■ GOAL OF THE EXERCISE
Give a faithful, exact copy of all entries, minus the images.

■ SUPPLIED MATERIAL
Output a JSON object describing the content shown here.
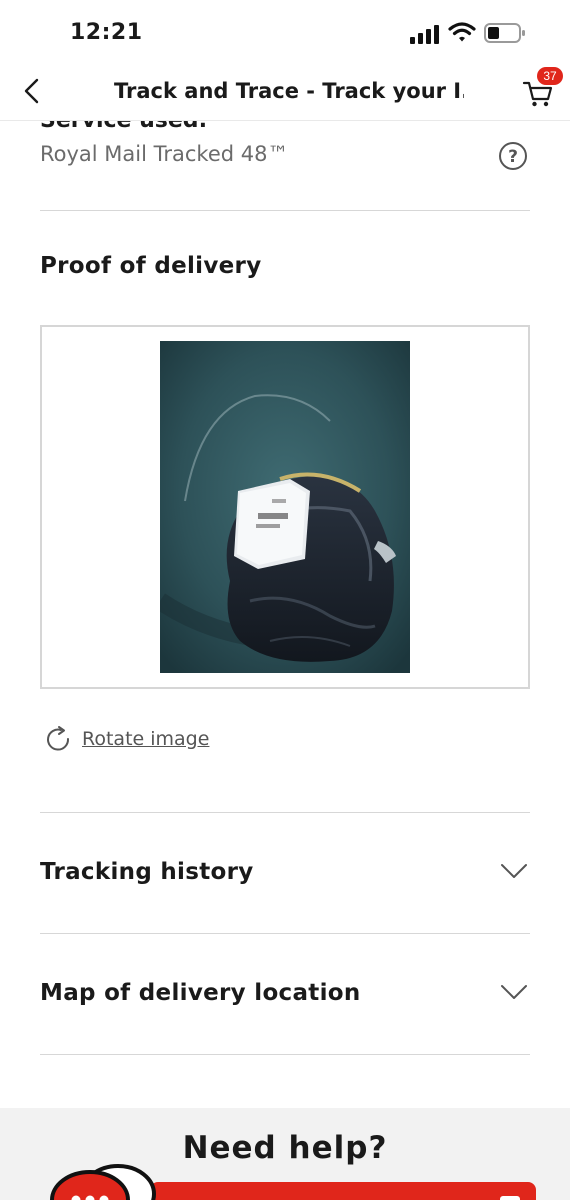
{
  "status_bar": {
    "time": "12:21"
  },
  "header": {
    "title": "Track and Trace - Track your I...",
    "cart_count": "37",
    "accent_color": "#e0261b"
  },
  "service": {
    "label_partial": "Service used:",
    "value": "Royal Mail Tracked 48™"
  },
  "proof_of_delivery": {
    "heading": "Proof of delivery",
    "rotate_label": "Rotate image"
  },
  "sections": {
    "tracking_history": "Tracking history",
    "map_location": "Map of delivery location"
  },
  "help": {
    "title": "Need help?"
  },
  "icons": [
    "back-chevron-icon",
    "cart-icon",
    "help-question-icon",
    "rotate-icon",
    "chevron-down-icon",
    "chat-bubble-icon"
  ]
}
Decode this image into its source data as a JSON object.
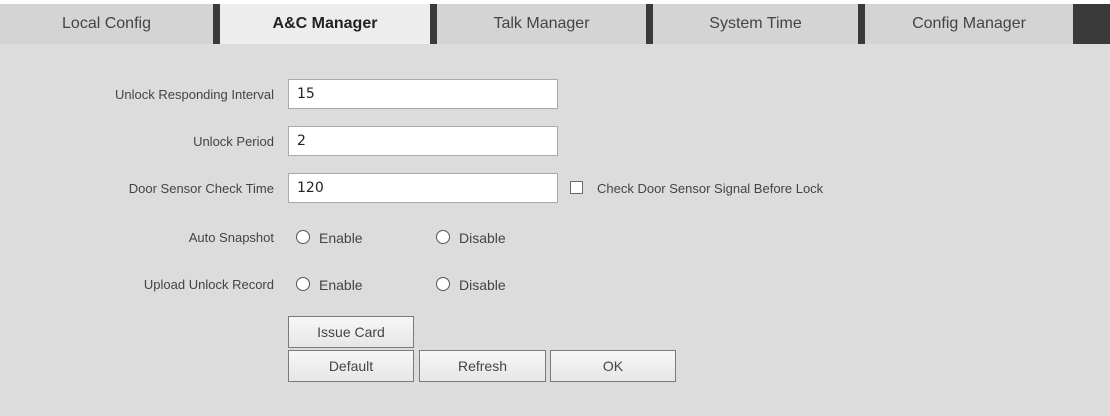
{
  "tabs": [
    {
      "label": "Local Config",
      "active": false
    },
    {
      "label": "A&C Manager",
      "active": true
    },
    {
      "label": "Talk Manager",
      "active": false
    },
    {
      "label": "System Time",
      "active": false
    },
    {
      "label": "Config Manager",
      "active": false
    }
  ],
  "form": {
    "unlock_interval": {
      "label": "Unlock Responding Interval",
      "value": "15"
    },
    "unlock_period": {
      "label": "Unlock Period",
      "value": "2"
    },
    "door_sensor": {
      "label": "Door Sensor Check Time",
      "value": "120",
      "checkbox_label": "Check Door Sensor Signal Before Lock",
      "checked": false
    },
    "auto_snapshot": {
      "label": "Auto Snapshot",
      "enable": "Enable",
      "disable": "Disable"
    },
    "upload_unlock_record": {
      "label": "Upload Unlock Record",
      "enable": "Enable",
      "disable": "Disable"
    }
  },
  "buttons": {
    "issue_card": "Issue Card",
    "default": "Default",
    "refresh": "Refresh",
    "ok": "OK"
  },
  "colors": {
    "panel_bg": "#dcdcdc",
    "tab_bg": "#d4d4d4",
    "tab_active_bg": "#ededed",
    "tab_separator": "#3a3a3a"
  },
  "icons": {
    "checkbox": "checkbox-icon",
    "radio": "radio-icon"
  }
}
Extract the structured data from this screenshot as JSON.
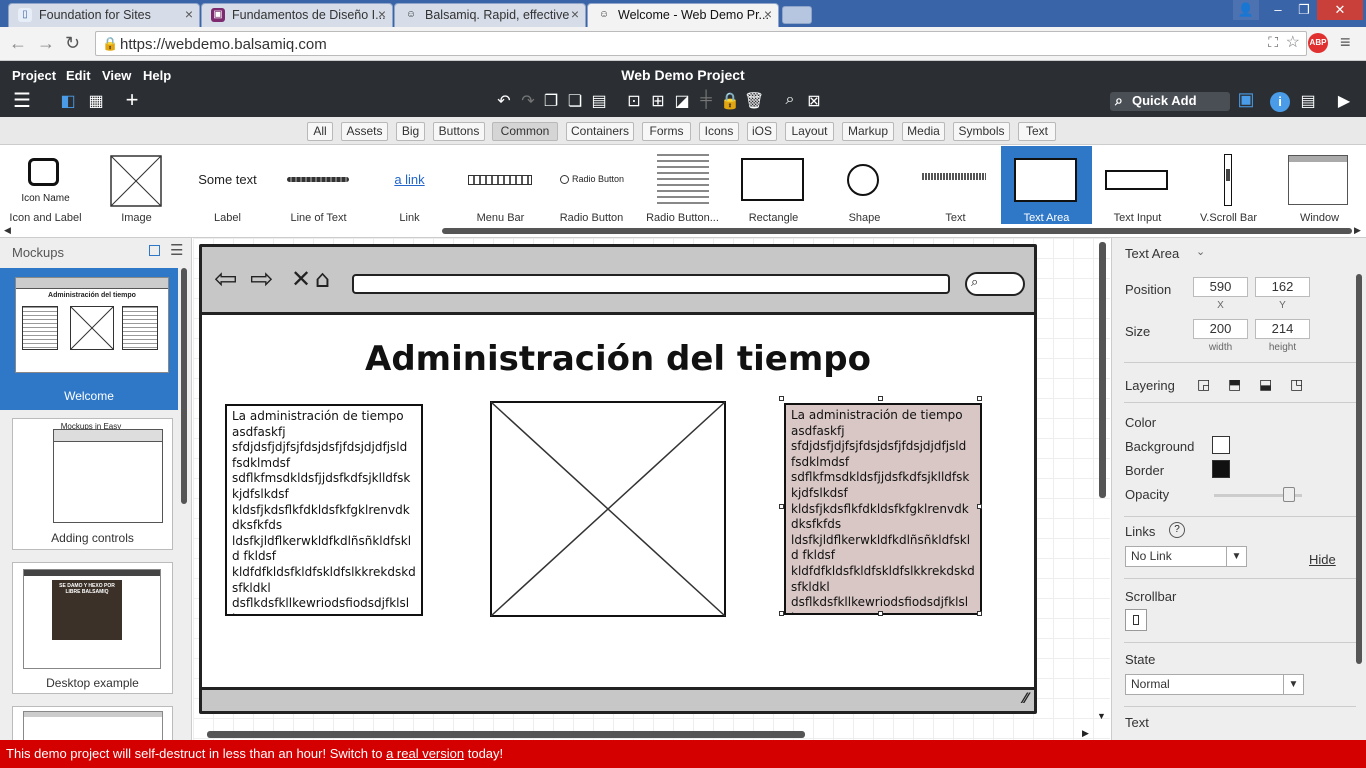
{
  "tabs": [
    {
      "title": "Foundation for Sites",
      "active": false
    },
    {
      "title": "Fundamentos de Diseño I...",
      "active": false
    },
    {
      "title": "Balsamiq. Rapid, effective",
      "active": false
    },
    {
      "title": "Welcome - Web Demo Pr...",
      "active": true
    }
  ],
  "address": {
    "url": "https://webdemo.balsamiq.com"
  },
  "app": {
    "menus": [
      "Project",
      "Edit",
      "View",
      "Help"
    ],
    "title": "Web Demo Project",
    "quick_add": "Quick Add"
  },
  "filters": [
    "All",
    "Assets",
    "Big",
    "Buttons",
    "Common",
    "Containers",
    "Forms",
    "Icons",
    "iOS",
    "Layout",
    "Markup",
    "Media",
    "Symbols",
    "Text"
  ],
  "filter_selected": "Common",
  "library": [
    {
      "label": "Icon and Label",
      "preview": "Icon Name"
    },
    {
      "label": "Image"
    },
    {
      "label": "Label",
      "preview": "Some text"
    },
    {
      "label": "Line of Text"
    },
    {
      "label": "Link",
      "preview": "a link"
    },
    {
      "label": "Menu Bar"
    },
    {
      "label": "Radio Button",
      "preview": "Radio Button"
    },
    {
      "label": "Radio Button..."
    },
    {
      "label": "Rectangle"
    },
    {
      "label": "Shape"
    },
    {
      "label": "Text"
    },
    {
      "label": "Text Area",
      "selected": true
    },
    {
      "label": "Text Input"
    },
    {
      "label": "V.Scroll Bar"
    },
    {
      "label": "Window"
    }
  ],
  "mockups": {
    "header": "Mockups",
    "items": [
      {
        "label": "Welcome",
        "selected": true,
        "thumb_title": "Administración del tiempo"
      },
      {
        "label": "Adding controls",
        "thumb_title": "Mockups in Easy"
      },
      {
        "label": "Desktop example",
        "thumb_title": "SE DAMO Y HEXO POR LIBRE BALSAMIQ"
      }
    ]
  },
  "canvas": {
    "heading": "Administración del tiempo",
    "textarea_left": "La administración de tiempo asdfaskfj sfdjdsfjdjfsjfdsjdsfjfdsjdjdfjsld fsdklmdsf sdflkfmsdkldsfjjdsfkdfsjklldfsk kjdfslkdsf kldsfjkdsflkfdkldsfkfgklrenvdk dksfkfds ldsfkjldflkerwkldfkdlñsñkldfskld fkldsf kldfdfkldsfkldfskldfslkkrekdskd sfkldkl dsflkdsfkllkewriodsfiodsdjfklslk",
    "textarea_right": "La administración de tiempo asdfaskfj sfdjdsfjdjfsjfdsjdsfjfdsjdjdfjsld fsdklmdsf sdflkfmsdkldsfjjdsfkdfsjklldfsk kjdfslkdsf kldsfjkdsflkfdkldsfkfgklrenvdk dksfkfds ldsfkjldflkerwkldfkdlñsñkldfskld fkldsf kldfdfkldsfkldfskldfslkkrekdskd sfkldkl dsflkdsfkllkewriodsfiodsdjfklslk"
  },
  "properties": {
    "title": "Text Area",
    "position_label": "Position",
    "x": "590",
    "y": "162",
    "x_sub": "X",
    "y_sub": "Y",
    "size_label": "Size",
    "width": "200",
    "height": "214",
    "w_sub": "width",
    "h_sub": "height",
    "layering": "Layering",
    "color": "Color",
    "background": "Background",
    "border": "Border",
    "opacity": "Opacity",
    "opacity_value": 0.85,
    "links": "Links",
    "link_value": "No Link",
    "hide": "Hide",
    "scrollbar": "Scrollbar",
    "state": "State",
    "state_value": "Normal",
    "text": "Text"
  },
  "banner": {
    "pre": "This demo project will self-destruct in less than an hour! Switch to ",
    "link": "a real version",
    "post": " today!"
  },
  "colors": {
    "accent": "#2f78c8",
    "banner": "#d40000",
    "toolbar": "#2b2f33",
    "selected_fill": "#d8c7c4"
  }
}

■ EXERCISE RESULT
Output a JSON object describing the content shown here.
{
  "status_bar": {
    "time": "12:21"
  },
  "header": {
    "title": "Track and Trace - Track your I...",
    "cart_count": "37",
    "accent_color": "#e0261b"
  },
  "service": {
    "label_partial": "Service used:",
    "value": "Royal Mail Tracked 48™"
  },
  "proof_of_delivery": {
    "heading": "Proof of delivery",
    "rotate_label": "Rotate image"
  },
  "sections": {
    "tracking_history": "Tracking history",
    "map_location": "Map of delivery location"
  },
  "help": {
    "title": "Need help?"
  },
  "icons": [
    "back-chevron-icon",
    "cart-icon",
    "help-question-icon",
    "rotate-icon",
    "chevron-down-icon",
    "chat-bubble-icon"
  ]
}
Decode this image into its source data as a JSON object.
{
  "tabs": [
    {
      "label": "Local Config",
      "active": false
    },
    {
      "label": "A&C Manager",
      "active": true
    },
    {
      "label": "Talk Manager",
      "active": false
    },
    {
      "label": "System Time",
      "active": false
    },
    {
      "label": "Config Manager",
      "active": false
    }
  ],
  "form": {
    "unlock_interval": {
      "label": "Unlock Responding Interval",
      "value": "15"
    },
    "unlock_period": {
      "label": "Unlock Period",
      "value": "2"
    },
    "door_sensor": {
      "label": "Door Sensor Check Time",
      "value": "120",
      "checkbox_label": "Check Door Sensor Signal Before Lock",
      "checked": false
    },
    "auto_snapshot": {
      "label": "Auto Snapshot",
      "enable": "Enable",
      "disable": "Disable"
    },
    "upload_unlock_record": {
      "label": "Upload Unlock Record",
      "enable": "Enable",
      "disable": "Disable"
    }
  },
  "buttons": {
    "issue_card": "Issue Card",
    "default": "Default",
    "refresh": "Refresh",
    "ok": "OK"
  },
  "colors": {
    "panel_bg": "#dcdcdc",
    "tab_bg": "#d4d4d4",
    "tab_active_bg": "#ededed",
    "tab_separator": "#3a3a3a"
  },
  "icons": {
    "checkbox": "checkbox-icon",
    "radio": "radio-icon"
  }
}
Extract the structured data from this screenshot as JSON.
{
  "tabs": [
    {
      "title": "Foundation for Sites",
      "active": false
    },
    {
      "title": "Fundamentos de Diseño I...",
      "active": false
    },
    {
      "title": "Balsamiq. Rapid, effective",
      "active": false
    },
    {
      "title": "Welcome - Web Demo Pr...",
      "active": true
    }
  ],
  "address": {
    "url": "https://webdemo.balsamiq.com"
  },
  "app": {
    "menus": [
      "Project",
      "Edit",
      "View",
      "Help"
    ],
    "title": "Web Demo Project",
    "quick_add": "Quick Add"
  },
  "filters": [
    "All",
    "Assets",
    "Big",
    "Buttons",
    "Common",
    "Containers",
    "Forms",
    "Icons",
    "iOS",
    "Layout",
    "Markup",
    "Media",
    "Symbols",
    "Text"
  ],
  "filter_selected": "Common",
  "library": [
    {
      "label": "Icon and Label",
      "preview": "Icon Name"
    },
    {
      "label": "Image"
    },
    {
      "label": "Label",
      "preview": "Some text"
    },
    {
      "label": "Line of Text"
    },
    {
      "label": "Link",
      "preview": "a link"
    },
    {
      "label": "Menu Bar"
    },
    {
      "label": "Radio Button",
      "preview": "Radio Button"
    },
    {
      "label": "Radio Button..."
    },
    {
      "label": "Rectangle"
    },
    {
      "label": "Shape"
    },
    {
      "label": "Text"
    },
    {
      "label": "Text Area",
      "selected": true
    },
    {
      "label": "Text Input"
    },
    {
      "label": "V.Scroll Bar"
    },
    {
      "label": "Window"
    }
  ],
  "mockups": {
    "header": "Mockups",
    "items": [
      {
        "label": "Welcome",
        "selected": true,
        "thumb_title": "Administración del tiempo"
      },
      {
        "label": "Adding controls",
        "thumb_title": "Mockups in Easy"
      },
      {
        "label": "Desktop example",
        "thumb_title": "SE DAMO Y HEXO POR LIBRE BALSAMIQ"
      }
    ]
  },
  "canvas": {
    "heading": "Administración del tiempo",
    "textarea_left": "La administración de tiempo asdfaskfj sfdjdsfjdjfsjfdsjdsfjfdsjdjdfjsld fsdklmdsf sdflkfmsdkldsfjjdsfkdfsjklldfsk kjdfslkdsf kldsfjkdsflkfdkldsfkfgklrenvdk dksfkfds ldsfkjldflkerwkldfkdlñsñkldfskld fkldsf kldfdfkldsfkldfskldfslkkrekdskd sfkldkl dsflkdsfkllkewriodsfiodsdjfklslk",
    "textarea_right": "La administración de tiempo asdfaskfj sfdjdsfjdjfsjfdsjdsfjfdsjdjdfjsld fsdklmdsf sdflkfmsdkldsfjjdsfkdfsjklldfsk kjdfslkdsf kldsfjkdsflkfdkldsfkfgklrenvdk dksfkfds ldsfkjldflkerwkldfkdlñsñkldfskld fkldsf kldfdfkldsfkldfskldfslkkrekdskd sfkldkl dsflkdsfkllkewriodsfiodsdjfklslk"
  },
  "properties": {
    "title": "Text Area",
    "position_label": "Position",
    "x": "590",
    "y": "162",
    "x_sub": "X",
    "y_sub": "Y",
    "size_label": "Size",
    "width": "200",
    "height": "214",
    "w_sub": "width",
    "h_sub": "height",
    "layering": "Layering",
    "color": "Color",
    "background": "Background",
    "border": "Border",
    "opacity": "Opacity",
    "opacity_value": 0.85,
    "links": "Links",
    "link_value": "No Link",
    "hide": "Hide",
    "scrollbar": "Scrollbar",
    "state": "State",
    "state_value": "Normal",
    "text": "Text"
  },
  "banner": {
    "pre": "This demo project will self-destruct in less than an hour! Switch to ",
    "link": "a real version",
    "post": " today!"
  },
  "colors": {
    "accent": "#2f78c8",
    "banner": "#d40000",
    "toolbar": "#2b2f33",
    "selected_fill": "#d8c7c4"
  }
}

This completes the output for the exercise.